Gather ’round FBGs! Today we want to talk about cultured food. Yes, “cultured food” may sound like the result of a science experiment or, worse yet, something grown inside that unmarked food container in the back of your fridge that at one time was edible leftovers. But cultured foods really aren’t gross at all. Okay, maybe they’re a little funky, but they can also be delicious. And they sure as heck are good for you.
My first experience with cultured food was brewing my very own homemade kombucha. Now, that was a fun and delicious project—and one that I’m happy to say I still do today (had a bottle of blueberry bucha last night, in fact!). But after being sent the book Cultured Food Life, my whole culinary world has been opened up to the possibilities of eating—and crafting at home—more naturally probiotic foods. From making your own batch of kefir to kombucha to sauerkraut, sprouted bread and every other cultured veggie you can think of, this cookbook-meets-personal-memoir is a how-to for preparing your very own cultured foods at home. With step-by-step instructions and more than 60 recipes, author Donna Schwenk takes you through how to make kimchi, your own apple cider vinegar, kefir cottage cheese and so much more.
I have to admit that making this stuff is a bit scary at first.
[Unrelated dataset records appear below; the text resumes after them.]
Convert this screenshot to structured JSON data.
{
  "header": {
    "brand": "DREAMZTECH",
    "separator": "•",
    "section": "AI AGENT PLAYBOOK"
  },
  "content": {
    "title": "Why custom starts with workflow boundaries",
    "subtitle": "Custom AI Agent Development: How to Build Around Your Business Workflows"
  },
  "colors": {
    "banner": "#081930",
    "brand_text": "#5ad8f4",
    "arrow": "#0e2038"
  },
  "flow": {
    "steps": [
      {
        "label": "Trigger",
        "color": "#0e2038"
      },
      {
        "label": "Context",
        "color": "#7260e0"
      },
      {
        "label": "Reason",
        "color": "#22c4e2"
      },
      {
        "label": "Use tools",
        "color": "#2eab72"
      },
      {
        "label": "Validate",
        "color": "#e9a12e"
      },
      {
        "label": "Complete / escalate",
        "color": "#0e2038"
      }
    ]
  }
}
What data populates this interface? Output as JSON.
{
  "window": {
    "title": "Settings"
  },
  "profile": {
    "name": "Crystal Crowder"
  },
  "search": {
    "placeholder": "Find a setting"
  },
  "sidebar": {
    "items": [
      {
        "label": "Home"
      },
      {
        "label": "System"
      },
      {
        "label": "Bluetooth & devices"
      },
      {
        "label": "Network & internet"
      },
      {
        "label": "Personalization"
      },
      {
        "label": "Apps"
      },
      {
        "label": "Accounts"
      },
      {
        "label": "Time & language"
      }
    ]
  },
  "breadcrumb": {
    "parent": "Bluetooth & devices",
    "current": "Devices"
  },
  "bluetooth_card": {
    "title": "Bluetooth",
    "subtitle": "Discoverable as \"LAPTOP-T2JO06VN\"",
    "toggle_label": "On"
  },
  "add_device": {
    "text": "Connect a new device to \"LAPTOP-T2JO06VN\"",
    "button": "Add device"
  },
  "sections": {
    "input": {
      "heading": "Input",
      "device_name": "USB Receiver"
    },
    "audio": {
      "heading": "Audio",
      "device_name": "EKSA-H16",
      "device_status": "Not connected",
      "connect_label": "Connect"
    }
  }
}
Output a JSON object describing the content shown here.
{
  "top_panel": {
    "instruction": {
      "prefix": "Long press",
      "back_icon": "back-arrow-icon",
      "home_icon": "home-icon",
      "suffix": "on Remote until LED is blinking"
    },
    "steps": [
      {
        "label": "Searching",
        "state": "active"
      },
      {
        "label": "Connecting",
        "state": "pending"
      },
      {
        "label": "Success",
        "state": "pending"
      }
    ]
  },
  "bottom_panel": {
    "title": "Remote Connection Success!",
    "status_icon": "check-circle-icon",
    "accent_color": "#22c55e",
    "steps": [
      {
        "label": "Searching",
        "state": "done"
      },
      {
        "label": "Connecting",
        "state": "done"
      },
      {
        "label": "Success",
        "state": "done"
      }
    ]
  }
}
I mean, you have to go out and find “kefir grains” and “veggie culture packets.” (Of course, Amazon has them—and they’re surprisingly reasonable. Less than $10 for kefir grains and about $20 for six big packets of vegetable starter culture that would make you a ton of cultured veggies.) And you’re pretty much overseeing foods as they go bad on your counter. Those two things are a bit odd. Or, in our germ-fearing society, a lot odd.
But not only are the results tasty (dishes from the book like PB Chocolate Keifer Pie and Probiotic Guacamole come to mind) but also the purported health benefits are dang amazing. In Cultured Food Life, Schwenk tells how these good-bacteria foods drastically changed her and her family’s lives, including helping her to overcome diabetes and high blood pressure and allowing her daughter to beat irritable bowel syndrome. Ya’ll already know how I feel about probiotics, so this just added more heat to my funky food-lovin’ flame.
While I haven’t been brave enough to whip any of these recipes up yet, I do plan to make kefir in the very near future. Honestly, I never would have thought I could make this stuff at home if it wasn’t for this book, breaking down every step and explaining just how simple and easy it is. So if you’re interested in cultured foods or probiotics in the least—or if you suffer from digestive issues and want to try a more natural way to get good bacteria in your belly—I’d recommend this book for shizzle.
Do you eat so-called cultured foods? Love the slightly sour taste? Think they’re gross? Eat them for your health? Make them at home? Let’s talk funky food! —Jenn